(What is needed): The answer must be an exact restatement of all the data.
========================================
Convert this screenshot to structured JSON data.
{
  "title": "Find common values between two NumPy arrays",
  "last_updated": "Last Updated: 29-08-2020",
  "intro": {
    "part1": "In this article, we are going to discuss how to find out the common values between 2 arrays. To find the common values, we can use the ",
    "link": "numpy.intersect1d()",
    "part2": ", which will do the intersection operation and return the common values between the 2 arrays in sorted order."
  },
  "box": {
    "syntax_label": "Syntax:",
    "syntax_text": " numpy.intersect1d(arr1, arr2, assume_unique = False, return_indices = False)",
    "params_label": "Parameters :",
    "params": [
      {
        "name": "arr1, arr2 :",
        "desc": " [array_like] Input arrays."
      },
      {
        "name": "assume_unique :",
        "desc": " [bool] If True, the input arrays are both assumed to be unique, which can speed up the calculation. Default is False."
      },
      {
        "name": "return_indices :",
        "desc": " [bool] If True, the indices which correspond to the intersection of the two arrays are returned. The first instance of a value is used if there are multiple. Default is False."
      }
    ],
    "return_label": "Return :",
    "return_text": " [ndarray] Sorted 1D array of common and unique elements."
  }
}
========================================
(Solution to the exercise):
Convert this screenshot to structured JSON data.
{
  "title": "Find common values between two NumPy arrays",
  "last_updated": "Last Updated: 29-08-2020",
  "intro": {
    "part1": "In this article, we are going to discuss how to find out the common values between 2 arrays. To find the common values, we can use the ",
    "link": "numpy.intersect1d()",
    "part2": ", which will do the intersection operation and return the common values between the 2 arrays in sorted order."
  },
  "box": {
    "syntax_label": "Syntax:",
    "syntax_text": " numpy.intersect1d(arr1, arr2, assume_unique = False, return_indices = False)",
    "params_label": "Parameters :",
    "params": [
      {
        "name": "arr1, arr2 :",
        "desc": " [array_like] Input arrays."
      },
      {
        "name": "assume_unique :",
        "desc": " [bool] If True, the input arrays are both assumed to be unique, which can speed up the calculation. Default is False."
      },
      {
        "name": "return_indices :",
        "desc": " [bool] If True, the indices which correspond to the intersection of the two arrays are returned. The first instance of a value is used if there are multiple. Default is False."
      }
    ],
    "return_label": "Return :",
    "return_text": " [ndarray] Sorted 1D array of common and unique elements."
  }
}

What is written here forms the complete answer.